I received this story from someone who knows the teacher in it personally and am assured of the veracity of these described events. This is in Ottawa Canada not England and Not Scandinavia where we are already used to the idea of them being Muslim countries.
In a story out of Surrey, England February 6th, an angry headteacher is suing “gutless” education honchos for 100,000 pounds because they failed to support her against Muslim school bullies. The bullies were not children in the school yard, but a group of Muslim governors, appointed in 2003, that plaintiff Erica Connor claims took control of regular board meetings and pushed for a more religious agenda, including pressure on her to link up with the local mosque in order to focus on Muslim worship. When she resisted, she was labelled “racist and Islamophobic.” Rather than support her, her superiors branded her as “unresponsive to the needs of the faith community.” Connor says she is so depressed at having been made a “helpless scapegoat,” she may never work again.
Sadly, what seems to be a hijacking of a supposedly secular public school system by religious extremists has become a commonplace in Britain and Europe. The all too common response to the arrogance and aggression of Muslim exceptionalism in public institutions, most consequentially in schools, has been appeasement, and a disgraceful acquiescence to the kind of scapegoatism this teacher alleges.
Most Canadians probably believe that sort of thing can’t happen here. And yet when I read this story, I was immediately reminded, with something of a chill, of an eerily similar narrative I had read concerning a school in our nation’s capital. The details were different, but the basic problem – school officials backing down in the face of Muslim aggression against a teacher, and a subsequent acquiescence in the teacher’s victimization in order to avoid confrontation with religious expansionism – were the same.
I’ll call the Canadian teacher “Miriam,” not her real name. A Jewish child of Holocaust survivors, Miriam taught part time at a French-language high school in Ottawa from 2001-2004, a period she describes as “the worst years of my life.” The school was predominantly Muslim, the students principally from Djibouti and Eritrea.
Because Miriam was quite aware of the pervasive anti-Semitism amongst her students, she did not reveal she was Jewish. However, after her absence from school on the Jewish High Holidays, she was subject on a daily basis to overt anti-Semitic comments in the hallways, such as: “Does someone smell a Jew, does someone smell a stinking Jew?” Miriam of course complained to the principal and the vice-principal. According to Miriam, the principal said to her: “It seems that you divulged the fact that you are Jewish, so what do you expect?” It was left to Miriam to take mitigating tactics to avoid harassment.
Conversely the principal admonished staff for every perceived slight to Muslim sensibilities. Miriam says that the principal insisted staff not look students in the eye, that they not gesture with their forefinger to indicate students should approach, and refused to act against Muslim students who were physically aggressive to male teachers (the principal was a woman).
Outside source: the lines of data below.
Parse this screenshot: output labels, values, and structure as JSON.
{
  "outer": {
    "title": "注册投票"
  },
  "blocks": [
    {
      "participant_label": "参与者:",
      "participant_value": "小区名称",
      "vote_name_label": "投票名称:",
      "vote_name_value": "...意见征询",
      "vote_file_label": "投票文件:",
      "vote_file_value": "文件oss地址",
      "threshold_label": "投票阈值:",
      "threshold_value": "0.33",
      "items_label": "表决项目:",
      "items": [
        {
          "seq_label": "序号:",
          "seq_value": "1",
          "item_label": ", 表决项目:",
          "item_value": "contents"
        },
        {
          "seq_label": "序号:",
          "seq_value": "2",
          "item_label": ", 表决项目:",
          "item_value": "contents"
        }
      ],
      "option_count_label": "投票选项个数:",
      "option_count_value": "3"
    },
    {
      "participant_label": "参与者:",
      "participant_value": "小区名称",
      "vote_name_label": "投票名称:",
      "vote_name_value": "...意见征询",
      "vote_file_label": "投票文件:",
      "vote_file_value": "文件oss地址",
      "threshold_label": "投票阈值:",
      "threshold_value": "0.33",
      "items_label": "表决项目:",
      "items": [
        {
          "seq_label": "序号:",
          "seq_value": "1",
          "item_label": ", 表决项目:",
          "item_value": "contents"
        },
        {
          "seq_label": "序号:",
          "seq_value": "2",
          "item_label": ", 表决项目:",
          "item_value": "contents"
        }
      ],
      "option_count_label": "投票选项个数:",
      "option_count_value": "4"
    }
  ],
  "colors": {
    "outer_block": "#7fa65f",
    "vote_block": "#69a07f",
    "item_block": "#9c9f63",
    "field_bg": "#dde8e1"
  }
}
During the invasion of Iraq, moments of silence were held in the classroom. Students could be excused from class during the playing of the national anthem. Cultural presentations and shows involved only Muslim culture, with no Canadian content. Students were not allowed to speak English, but they were allowed to speak their native languages.
In the spring of 2004, a 17-year old Djibouti male student issued a tirade at her in the classroom. In Miriam’s recollection it went: “I don’t have to listen to you – you are not a person, you are nothing, you are a Jew, you do not exist as a person.” Ordering him to the office and following him down the hall, she was treated to further abuse: “Don’t speak to me, don’t look at me, you are not human, you are a Jew,” repeated over and over. Although the student was suspended for ten days, there was no follow-up. He was not made to apologize, and there were no sensitivity sessions laid on for all the students. In a similar incident with another student who was also briefly suspended, the parents were puzzled as to what the problem was, since, they patiently explained, the teacher was Jewish.
When the principal told Miriam that both students would return to her class, she said she could not work under those conditions. The School Board’s decision was to put her on paid leave until the end of the school year – another two months – with the provision that she retire. As a result, Miriam had to buy back three years of pension at a personal cost of $90,000 in order to take early retirement. A litigator told Miriam that she has an excellent case for a lawsuit. But, fearing physical retribution, she decided the emotional sturm und drang would not be worth it.
Perhaps you think this is all a he said-she said kind of story, and that you have only heard one side of it. Consider this then: The year Miriam left this school in the spring of 2004, a full sixty out of seventy-five teachers had asked for a transfer. Because of the uncomfortable atmosphere, francophone Canadian students were no longer enrolling. According to Miriam, “They had been complaining for years and parents got wise.” Maybe it’s time our school boards and our politicians got wise as well.